BEGIN

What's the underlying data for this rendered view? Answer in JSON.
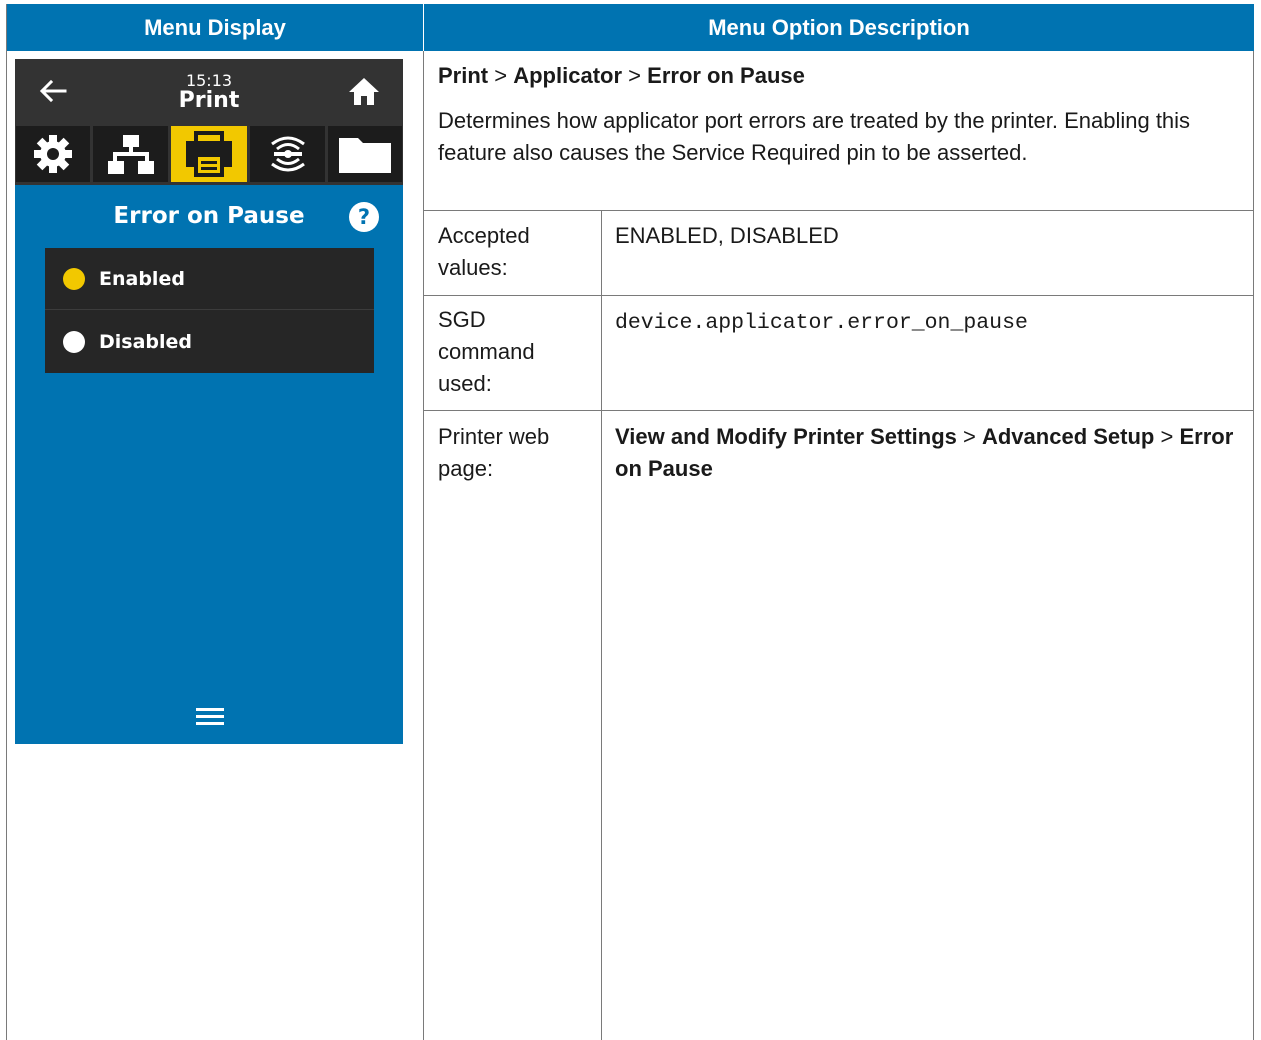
{
  "table": {
    "col1_header": "Menu Display",
    "col2_header": "Menu Option Description"
  },
  "device": {
    "time": "15:13",
    "title": "Print",
    "tabs": [
      {
        "icon": "gear-icon",
        "active": false
      },
      {
        "icon": "network-icon",
        "active": false
      },
      {
        "icon": "printer-icon",
        "active": true
      },
      {
        "icon": "wireless-icon",
        "active": false
      },
      {
        "icon": "folder-icon",
        "active": false
      }
    ],
    "panel_title": "Error on Pause",
    "options": [
      {
        "label": "Enabled",
        "selected": true
      },
      {
        "label": "Disabled",
        "selected": false
      }
    ],
    "colors": {
      "accent": "#f2c800",
      "background": "#0073b1",
      "bar": "#333333"
    }
  },
  "description": {
    "path": {
      "p1": "Print",
      "sep": ">",
      "p2": "Applicator",
      "p3": "Error on Pause"
    },
    "text": "Determines how applicator port errors are treated by the printer. Enabling this feature also causes the Service Required pin to be asserted.",
    "rows": {
      "accepted_label": "Accepted values:",
      "accepted_value": "ENABLED, DISABLED",
      "sgd_label": "SGD command used:",
      "sgd_value": "device.applicator.error_on_pause",
      "web_label": "Printer web page:",
      "web_p1": "View and Modify Printer Settings",
      "web_sep": ">",
      "web_p2": "Advanced Setup",
      "web_p3": "Error on Pause"
    }
  }
}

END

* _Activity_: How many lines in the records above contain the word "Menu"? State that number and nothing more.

* _Completed task_: 2